Jerk: "It's so fucking hard being rich, you poor people don't understand."
Soceity: "Ok, here's a randomly chosen poor person, do you agree that you should have to pay higher taxes so that Jerk doesn't have to, or would you rather get Jerk's entire fortune (and not just the monetary portion)?"
Poor Person: "I'll take the giant gobs of money."

Do that in a few high profile cases and maybe people would stop voicing their envy toward those who have less than they do.

Maybe all of the working people who complain about having to support welfare should be put on welfare and all of the people on welfare (save those with disabilities preventing them from working) be given their jobs.  See how much, "I wish I were screwed over enough to be on welfare," bullshit there is once that started happening.


  1. Each would get all of the other's stuff.

    How do you deal with sentimental value? Giving up your diaries and pets and the teddy bear you've had since before you were conceived* is an awfully high price to pay, and not really fitting with the spirit of the thing. On the other hand, you could concoct a fake explanation to give sentimental value to nearly anything, so how would you know when to stop?

    *My parents bought a Winnie the Pooh doll on a trip to Disney World for the child they hoped to one day have.

    1. I don't know how the Athenians dealt with this, I assume there was at least some level of, "These two slaves are clearly of equal monetary value, so we'll each keep the one that started with us." (Never let the Athenians of old be mentioned for long without bringing up that they were slave holding misogynist jerks. They had a lot of good stuff, but it would be a mistake to forget the bad.)

      If someone were to actually implement it in the real world today my advice would be to let the envied party decide how much sentimental value stuff of theirs they kept, have an independent appraiser determine what the monetary value of the stuff was, and have the envying party get to keep an equal monetary value worth of sentimental value stuff (monetary value of said stuff determined by the same independent appraiser.) (If their sentimental stuff had a lower monetary value then they get to keep other stuff, decided by them in order of sentiment to make the monetary values equal.)

      So you get to keep your Winnie the Pooh doll but it means that person you're trading stuff with gets to keep a Winnie the Pooh doll's monetary value worth of stuff that they otherwise would have had to give to you.

    2. Or, for the short version, the key is not so much that the stuff gets traded as the value of the stuff gets traded.

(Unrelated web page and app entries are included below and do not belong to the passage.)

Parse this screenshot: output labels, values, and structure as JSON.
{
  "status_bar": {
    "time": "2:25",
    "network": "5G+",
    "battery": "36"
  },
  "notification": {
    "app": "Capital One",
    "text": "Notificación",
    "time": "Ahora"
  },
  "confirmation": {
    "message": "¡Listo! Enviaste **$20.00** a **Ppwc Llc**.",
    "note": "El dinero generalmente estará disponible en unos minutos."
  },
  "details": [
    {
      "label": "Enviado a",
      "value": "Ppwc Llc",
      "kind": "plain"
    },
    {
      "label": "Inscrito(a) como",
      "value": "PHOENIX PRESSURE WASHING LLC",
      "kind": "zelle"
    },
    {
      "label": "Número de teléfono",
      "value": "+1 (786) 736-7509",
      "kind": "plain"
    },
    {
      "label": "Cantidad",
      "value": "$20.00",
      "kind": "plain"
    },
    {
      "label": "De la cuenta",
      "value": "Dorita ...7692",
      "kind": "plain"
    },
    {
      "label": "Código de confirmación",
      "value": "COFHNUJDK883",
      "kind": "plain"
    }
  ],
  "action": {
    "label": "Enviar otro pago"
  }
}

And the value in question isn't sentimental.

      So when the rich person envies the poor person the poor person can take the "trade places" option without losing their house provided they end up with as much of a monetary advantage/disadvantage (they're the poor one, it would be an advantage) as if they had traded their house. The rich person then gets to keep the poor person's house monetary worth of sentimental stuff of their choosing because the poor person chose to keep their house.

  2. Since I'm unemployed and have large grad school debts, I'm all for this. Particularly since I have the good sense to be grateful for everything I still have and am aware of just how much worse off I could be.

    It just amazes me when even middle class people complain about things like poor people getting food stamps. They have no freaking idea how much most people getting food stamps would like to have enough money coming in to not need them. You can insert a 2000 word screed on jerks who oppose the Affordable Care Act here.


  3. ACA jackassery is on my mind since it's on my facebook through a friend who hasn't put the fear of god in jerks. Facebook is for stupid cat pictures, and Firefly references, and chemistry jokes, and keeping in touch across the country...

    I do get why middle class people, and working class people who make just enough to get their benefits reduced, resent people who have a few of the agonizing decisions taken away. The fault certainly doesn't lie with the people scraping buy with never-enough govt benefits, though. It's the people hording the rest of our GDP, who laugh every time one of us crabs knocks another one back into the barrel.

  4. Ooops, that's not how you spell "hoarding," is it? They're a horde of hoarders.